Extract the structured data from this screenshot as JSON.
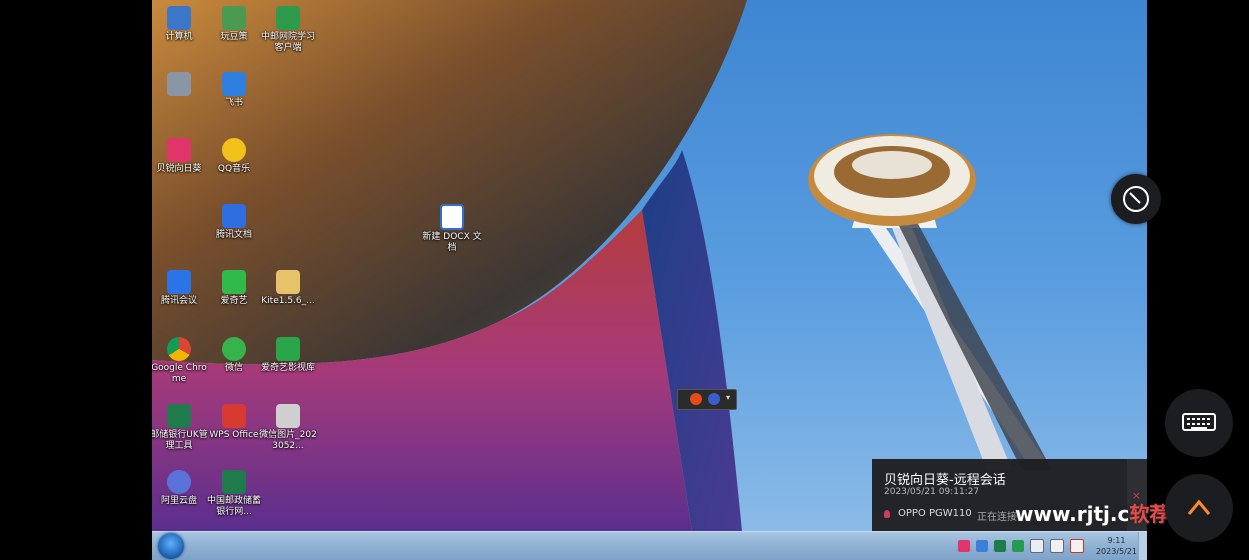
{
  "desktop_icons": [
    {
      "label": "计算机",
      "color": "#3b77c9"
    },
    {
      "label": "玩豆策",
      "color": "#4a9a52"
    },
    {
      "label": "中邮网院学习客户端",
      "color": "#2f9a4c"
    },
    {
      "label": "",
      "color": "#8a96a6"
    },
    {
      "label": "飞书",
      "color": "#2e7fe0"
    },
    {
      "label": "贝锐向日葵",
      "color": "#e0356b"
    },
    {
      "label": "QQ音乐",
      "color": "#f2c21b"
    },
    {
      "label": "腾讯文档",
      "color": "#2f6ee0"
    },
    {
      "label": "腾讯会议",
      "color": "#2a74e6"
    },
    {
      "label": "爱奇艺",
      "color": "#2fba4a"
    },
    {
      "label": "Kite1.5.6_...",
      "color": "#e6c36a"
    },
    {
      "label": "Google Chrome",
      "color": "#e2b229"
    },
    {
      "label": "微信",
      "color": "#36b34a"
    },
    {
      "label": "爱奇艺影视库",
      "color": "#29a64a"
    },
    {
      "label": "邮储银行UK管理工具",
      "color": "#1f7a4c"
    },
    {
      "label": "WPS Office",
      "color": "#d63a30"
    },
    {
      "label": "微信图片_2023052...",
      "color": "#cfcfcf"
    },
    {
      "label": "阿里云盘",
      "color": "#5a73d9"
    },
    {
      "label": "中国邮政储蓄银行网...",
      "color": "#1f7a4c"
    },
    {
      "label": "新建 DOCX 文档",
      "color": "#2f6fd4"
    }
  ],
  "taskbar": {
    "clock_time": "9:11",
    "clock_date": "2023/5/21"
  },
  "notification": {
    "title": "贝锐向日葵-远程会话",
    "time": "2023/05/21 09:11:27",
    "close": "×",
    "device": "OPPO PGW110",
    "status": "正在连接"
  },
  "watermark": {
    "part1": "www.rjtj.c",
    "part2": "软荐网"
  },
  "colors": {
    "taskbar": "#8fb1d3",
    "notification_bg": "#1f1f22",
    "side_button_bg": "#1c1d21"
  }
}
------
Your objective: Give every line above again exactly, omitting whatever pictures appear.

Solution:
Extract the structured data from this screenshot as JSON.
{
  "desktop_icons": [
    {
      "label": "计算机",
      "color": "#3b77c9"
    },
    {
      "label": "玩豆策",
      "color": "#4a9a52"
    },
    {
      "label": "中邮网院学习客户端",
      "color": "#2f9a4c"
    },
    {
      "label": "",
      "color": "#8a96a6"
    },
    {
      "label": "飞书",
      "color": "#2e7fe0"
    },
    {
      "label": "贝锐向日葵",
      "color": "#e0356b"
    },
    {
      "label": "QQ音乐",
      "color": "#f2c21b"
    },
    {
      "label": "腾讯文档",
      "color": "#2f6ee0"
    },
    {
      "label": "腾讯会议",
      "color": "#2a74e6"
    },
    {
      "label": "爱奇艺",
      "color": "#2fba4a"
    },
    {
      "label": "Kite1.5.6_...",
      "color": "#e6c36a"
    },
    {
      "label": "Google Chrome",
      "color": "#e2b229"
    },
    {
      "label": "微信",
      "color": "#36b34a"
    },
    {
      "label": "爱奇艺影视库",
      "color": "#29a64a"
    },
    {
      "label": "邮储银行UK管理工具",
      "color": "#1f7a4c"
    },
    {
      "label": "WPS Office",
      "color": "#d63a30"
    },
    {
      "label": "微信图片_2023052...",
      "color": "#cfcfcf"
    },
    {
      "label": "阿里云盘",
      "color": "#5a73d9"
    },
    {
      "label": "中国邮政储蓄银行网...",
      "color": "#1f7a4c"
    },
    {
      "label": "新建 DOCX 文档",
      "color": "#2f6fd4"
    }
  ],
  "taskbar": {
    "clock_time": "9:11",
    "clock_date": "2023/5/21"
  },
  "notification": {
    "title": "贝锐向日葵-远程会话",
    "time": "2023/05/21 09:11:27",
    "close": "×",
    "device": "OPPO PGW110",
    "status": "正在连接"
  },
  "watermark": {
    "part1": "www.rjtj.c",
    "part2": "软荐网"
  },
  "colors": {
    "taskbar": "#8fb1d3",
    "notification_bg": "#1f1f22",
    "side_button_bg": "#1c1d21"
  }
}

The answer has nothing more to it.